But whether it was intended or not, the Obama administration's decision to act now, less than a month before clearing out ahead of Trump's inaugural, will have a series of knock-on effects that should create difficulties and set a series of political traps for the new administration.
Trump has made no secret of his hopes to establish better relations with Putin and his autocratic regime. He played down news of the sanctions on Thursday, saying it was "time for the country to move on to bigger and better things." A day earlier, the President-elect seemed to throw up his hands entirely, pleading ignorance -- and skepticism -- of all things tech.
"The whole age of computer has made it where nobody knows exactly what is going on," he said. "And we have speed -- we have a lot of other things, but I'm not sure we have the kind the security we need."
Trump will need a more comprehensive argument, and understanding, if he is going to successfully navigate a Congress almost uniformly in favor of maintaining or, in the case of hawks like Sens. Lindsey Graham and John McCain, pursuing further avenues of redress.

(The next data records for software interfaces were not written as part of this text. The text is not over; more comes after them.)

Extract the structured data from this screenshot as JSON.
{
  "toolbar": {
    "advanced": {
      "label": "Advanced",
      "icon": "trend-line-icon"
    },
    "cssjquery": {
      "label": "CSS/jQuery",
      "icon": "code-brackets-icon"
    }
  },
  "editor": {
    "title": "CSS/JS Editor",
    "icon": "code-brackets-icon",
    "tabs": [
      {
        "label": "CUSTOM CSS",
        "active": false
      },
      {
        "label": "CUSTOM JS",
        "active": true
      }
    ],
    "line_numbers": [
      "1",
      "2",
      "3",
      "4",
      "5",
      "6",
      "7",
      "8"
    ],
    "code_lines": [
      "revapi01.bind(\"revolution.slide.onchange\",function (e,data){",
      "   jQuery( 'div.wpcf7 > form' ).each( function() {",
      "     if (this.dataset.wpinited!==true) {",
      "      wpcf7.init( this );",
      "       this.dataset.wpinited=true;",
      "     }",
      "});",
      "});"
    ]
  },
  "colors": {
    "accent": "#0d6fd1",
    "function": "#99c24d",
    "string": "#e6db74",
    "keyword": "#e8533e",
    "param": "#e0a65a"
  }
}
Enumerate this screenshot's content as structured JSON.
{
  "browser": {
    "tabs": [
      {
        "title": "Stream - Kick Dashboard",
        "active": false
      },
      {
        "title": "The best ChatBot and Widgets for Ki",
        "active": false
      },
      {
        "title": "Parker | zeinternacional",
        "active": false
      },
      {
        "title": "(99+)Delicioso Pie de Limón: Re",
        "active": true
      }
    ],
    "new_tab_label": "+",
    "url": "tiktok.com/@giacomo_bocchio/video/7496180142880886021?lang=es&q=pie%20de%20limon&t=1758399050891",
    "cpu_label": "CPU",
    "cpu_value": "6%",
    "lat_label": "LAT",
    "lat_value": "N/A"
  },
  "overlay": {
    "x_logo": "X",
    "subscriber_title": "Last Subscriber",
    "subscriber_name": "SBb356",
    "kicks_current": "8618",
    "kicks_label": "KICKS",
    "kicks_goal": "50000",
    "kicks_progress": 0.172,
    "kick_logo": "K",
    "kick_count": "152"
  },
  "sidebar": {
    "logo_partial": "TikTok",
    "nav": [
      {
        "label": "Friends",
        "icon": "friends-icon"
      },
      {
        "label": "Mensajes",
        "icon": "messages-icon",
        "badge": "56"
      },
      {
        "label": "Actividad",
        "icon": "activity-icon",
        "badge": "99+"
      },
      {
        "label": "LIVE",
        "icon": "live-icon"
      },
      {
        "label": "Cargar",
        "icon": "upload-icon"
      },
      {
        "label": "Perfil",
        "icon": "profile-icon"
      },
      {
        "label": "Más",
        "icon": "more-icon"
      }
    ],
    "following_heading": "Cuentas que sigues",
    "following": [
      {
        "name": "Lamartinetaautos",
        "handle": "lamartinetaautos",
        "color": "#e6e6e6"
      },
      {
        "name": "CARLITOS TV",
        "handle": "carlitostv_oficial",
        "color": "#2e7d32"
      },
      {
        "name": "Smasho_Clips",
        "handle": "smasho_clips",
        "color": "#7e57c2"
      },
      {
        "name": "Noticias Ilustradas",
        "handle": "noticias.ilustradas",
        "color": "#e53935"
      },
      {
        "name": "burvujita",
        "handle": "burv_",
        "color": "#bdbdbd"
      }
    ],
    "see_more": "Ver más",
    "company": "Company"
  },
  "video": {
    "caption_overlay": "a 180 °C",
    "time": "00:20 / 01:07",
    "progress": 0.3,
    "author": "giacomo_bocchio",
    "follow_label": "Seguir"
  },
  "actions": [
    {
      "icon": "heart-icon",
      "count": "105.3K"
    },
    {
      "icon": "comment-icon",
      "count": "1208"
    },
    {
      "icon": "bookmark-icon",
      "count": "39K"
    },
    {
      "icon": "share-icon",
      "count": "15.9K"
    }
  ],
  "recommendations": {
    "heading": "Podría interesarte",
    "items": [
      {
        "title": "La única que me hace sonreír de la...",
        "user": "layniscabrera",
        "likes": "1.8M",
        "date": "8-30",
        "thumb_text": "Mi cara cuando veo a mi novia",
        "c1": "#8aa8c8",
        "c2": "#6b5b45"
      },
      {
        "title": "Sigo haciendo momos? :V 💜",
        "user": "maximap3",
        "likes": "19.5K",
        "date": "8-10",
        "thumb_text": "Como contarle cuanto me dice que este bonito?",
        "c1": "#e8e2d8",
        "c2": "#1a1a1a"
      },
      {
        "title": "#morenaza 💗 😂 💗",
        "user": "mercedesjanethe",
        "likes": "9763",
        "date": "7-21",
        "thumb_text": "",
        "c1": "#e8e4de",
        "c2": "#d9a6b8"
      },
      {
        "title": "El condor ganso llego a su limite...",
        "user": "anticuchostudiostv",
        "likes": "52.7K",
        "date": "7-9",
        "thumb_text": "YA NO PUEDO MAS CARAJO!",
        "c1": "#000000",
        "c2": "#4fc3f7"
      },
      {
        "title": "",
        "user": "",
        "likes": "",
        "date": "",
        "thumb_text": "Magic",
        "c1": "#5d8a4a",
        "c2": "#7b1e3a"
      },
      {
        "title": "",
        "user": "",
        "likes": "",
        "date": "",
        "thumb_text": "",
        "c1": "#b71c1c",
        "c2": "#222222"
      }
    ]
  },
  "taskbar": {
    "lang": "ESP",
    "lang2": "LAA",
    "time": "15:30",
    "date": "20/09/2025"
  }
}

If Obama, his legislative legacy under threat from all corners, can effectively tie up the new administration and members of its own party -- to say nothing of Democrats who will gladly align themselves with more mainstream Republicans -- then he stands a better chance of at least complicating Trump's efforts to undo the work of the past eight years.
What is Trump's play now?
Trump, who has repeatedly said he just wants everyone to move on, can undo the Thursday sanctions with relative ease after he takes office on January 20. But a unilateral decision to reverse course could expose divisions in a GOP caucus that, for all its post-election talk of unity, remains fundamentally divided on key issues like spending and what to do after it repeals Obamacare.
The confluence of Obama's action and Putin's demurral will test Trump right from the jump, as moving for steadier relations with Moscow will now come at a heightened domestic cost. House Speaker Paul Ryan, a Russia critic, will likely seek to influence Trump, further stressing their already fragile relationship and challenging incoming chief of staff Reince Priebus, who has emerged as a trusted middleman between his idiosyncratic boss and the established GOP order.
While the GOP establishment has stayed critical of Russia, Trump sees it differently. He is also threatened by his unique handicap -- an apparent inability to, at least publicly, conceive of the hacking story as anything more or less than a backdoor assault on the legitimacy of his victory on Election Day.
"If Russia, or some other entity, was hacking, why did the White House wait so long to act?" he asked in a tweet last week, before the sanctions had been finalized. "Why did they only complain after Hillary lost?"
The claim was demonstrably false -- the grousing had begun well before November 8 -- but made clear how Trump perceives the question. In his Thursday statement, the President-elect was more reserved and revealed he would, "in the interest of our country and its great people," take a meeting with "leaders of the intelligence community next week in order to be updated on the facts of this situation."
How Trump responds to those facts, and whether he accepts them at all, will go a long way in articulating the paths ahead. But until those options are clear, his likeliest route is anyone's guess.